You could say investing leads to improvement, and improvement comes from investing.

So, take the time to learn about current trends. Get new methods and tools. Learn those skills you’ve been putting off. Reach out and see what you can improve.

And be sure you have good ways of learning. It was once said, “A man who teaches himself, has a fool for a teacher.” It matters who’s teaching you.

Prepare, Don’t Wait

Have you ever seen a new traffic light going in and wondered if it had taken someone getting hurt for those in charge to finally decide that it was needed.

It’s sad really.

Most people will wait until the avoidable problem actually becomes a problem, before they will actually do something about it. We see it in government, companies, cities, and families.

We can do better.

Instead of waiting for bad things to happen, an improvement would be to always be ready and prepared for them ahead of time. It can pay off in the long run. To be ready for a server to crash, or a firewall to break down. To get rid of “single points of failure”, for while it’s harder to do so, and it can take away some of the fun and drama, isn’t it just nicer to keep everything “just working.”

While these things don’t come easily, they are well worth the effort. It takes time and thought to think ahead, and to plan and prepare for both success and failure in various areas. But by doing so, our lives get a lot easier and better.

Everyday I’m getting things like these lines that show up in my blocked urls:

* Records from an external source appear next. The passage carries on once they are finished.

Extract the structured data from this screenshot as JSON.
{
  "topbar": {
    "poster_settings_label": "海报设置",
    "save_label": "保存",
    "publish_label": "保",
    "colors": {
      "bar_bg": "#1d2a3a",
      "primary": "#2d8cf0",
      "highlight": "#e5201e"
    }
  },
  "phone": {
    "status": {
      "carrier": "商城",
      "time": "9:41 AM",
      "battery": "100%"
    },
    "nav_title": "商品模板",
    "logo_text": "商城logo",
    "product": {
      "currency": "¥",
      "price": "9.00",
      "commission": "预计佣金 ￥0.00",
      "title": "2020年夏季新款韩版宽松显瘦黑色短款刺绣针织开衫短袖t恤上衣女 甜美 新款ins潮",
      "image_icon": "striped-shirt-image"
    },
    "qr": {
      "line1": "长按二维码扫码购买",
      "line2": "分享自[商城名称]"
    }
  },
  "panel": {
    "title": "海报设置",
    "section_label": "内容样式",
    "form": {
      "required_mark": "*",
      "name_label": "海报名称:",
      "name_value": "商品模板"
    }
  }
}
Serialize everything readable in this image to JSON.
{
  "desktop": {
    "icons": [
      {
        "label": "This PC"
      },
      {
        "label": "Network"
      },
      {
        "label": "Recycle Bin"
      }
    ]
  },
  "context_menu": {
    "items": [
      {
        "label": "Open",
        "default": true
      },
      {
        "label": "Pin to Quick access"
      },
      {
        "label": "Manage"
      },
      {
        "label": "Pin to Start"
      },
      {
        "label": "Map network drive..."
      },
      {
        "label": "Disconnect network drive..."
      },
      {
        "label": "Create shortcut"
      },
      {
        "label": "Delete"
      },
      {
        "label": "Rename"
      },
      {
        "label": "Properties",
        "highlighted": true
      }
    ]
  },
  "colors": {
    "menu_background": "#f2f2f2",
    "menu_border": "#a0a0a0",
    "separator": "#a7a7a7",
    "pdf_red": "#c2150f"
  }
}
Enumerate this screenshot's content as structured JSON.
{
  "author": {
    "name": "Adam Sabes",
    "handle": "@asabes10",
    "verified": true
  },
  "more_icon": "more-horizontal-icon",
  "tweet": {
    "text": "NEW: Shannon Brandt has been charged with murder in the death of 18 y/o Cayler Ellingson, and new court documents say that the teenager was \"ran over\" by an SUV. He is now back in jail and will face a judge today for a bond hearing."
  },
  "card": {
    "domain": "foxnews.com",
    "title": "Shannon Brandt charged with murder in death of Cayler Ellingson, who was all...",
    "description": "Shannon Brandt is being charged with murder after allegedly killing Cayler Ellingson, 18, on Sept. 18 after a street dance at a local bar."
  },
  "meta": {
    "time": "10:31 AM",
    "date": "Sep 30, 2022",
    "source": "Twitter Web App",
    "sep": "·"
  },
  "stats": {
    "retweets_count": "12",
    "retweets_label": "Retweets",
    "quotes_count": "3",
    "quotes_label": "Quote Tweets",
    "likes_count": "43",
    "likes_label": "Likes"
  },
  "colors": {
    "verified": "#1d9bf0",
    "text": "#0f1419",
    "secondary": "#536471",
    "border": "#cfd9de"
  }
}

"GET /$wp-content$/plugins/wp-filemanager/incl/libfile.php?&path=../../&filename=wp-config.php&action=download HTTP/1.1" 406 86 "-" "Mozilla/5.0 (X11; Linux x86_64) AppleWebKit/534.30 (KHTML, like Gecko) Ubuntu/10.10 Chromium/12.0.742.112 Chrome/12.0.742.112 Safari/534.30"
"GET /$wp-content$/themes/parallelus-mingle/framework/utilities/download/getfile.php?file=../../../../../../wp-config.php HTTP/1.1" 406 86 "-" "Mozilla/5.0 (Windows NT 6.1; WOW64) AppleWebKit/534.30 (KHTML, like Gecko) Chrome/12.0.742.53 Safari/534.30"
"GET /$wp-content$/themes/parallelus-salutation/framework/utilities/download/getfile.php?file=../../../../../../wp-config.php HTTP/1.1" 406 86 "-" "Mozilla/5.0 (X11; Linux x86_64) AppleWebKit/534.24 (KHTML, like Gecko) Ubuntu/10.10 Chromium/12.0.703.0 Chrome/12.0.703.0 Safari/534.24

Yes, those commands were trying to exploit certain plugins (which I don’t have) into allowing someone to break into my site(s). Luckily I have disabled direct access to plugin files on my sites, so even if they were here and they were vulnerable, the above wouldn’t have worked. But it’s always a good reason to do updates.

Instead they just got a 406 “Go Away” error.

It’s always better to fix the underlying cause, rather than just putting “band-aids” on it. But it’s also good to have contingency plans and extra layers of security and integrity to protect and keep things going even when this start breaking and crashing down.

(Ooo! and here’s one looking for that infamous Revolution Slider hack, just for kicks)

"GET /wp-admin/admin-ajax.php?action=revslider_show_image&img=../wp-config.php HTTP/1.1" 406 50 "-" "Mozilla/4.0 (compatible; MSIE 6.0; Windows 98; (R1 1.5))"

What Delays, Destroys

And then there’s Microsoft complaining about Google not giving them enough time to fix a security vulnerability…. even though they 90 days, as in 3 whole months, to fix the issue. Three whole months for someone with bad intentions to figure it out and start using it against innocent people.

Seems they still haven’t gotten past their “just don’t worry, it will fix itself” approach. Didn’t work on that old picture exploit (that lasted over 6 months before getting patched)… and it still doesn’t work now. Ya, they could use some improvement.

The way to fix it is to fix it now. The way to improve it is to improve it now. I guess the age old saying “Live in the Now” applies to Technology too.

Well…. as long as we aren’t living for instant gratification. Living in the “Now” means doing what you can now, and planning to do what you can’t, later. But still focusing on the bigger picture, the important things.

I suppose it’s one of those “delicate balance” sort of things.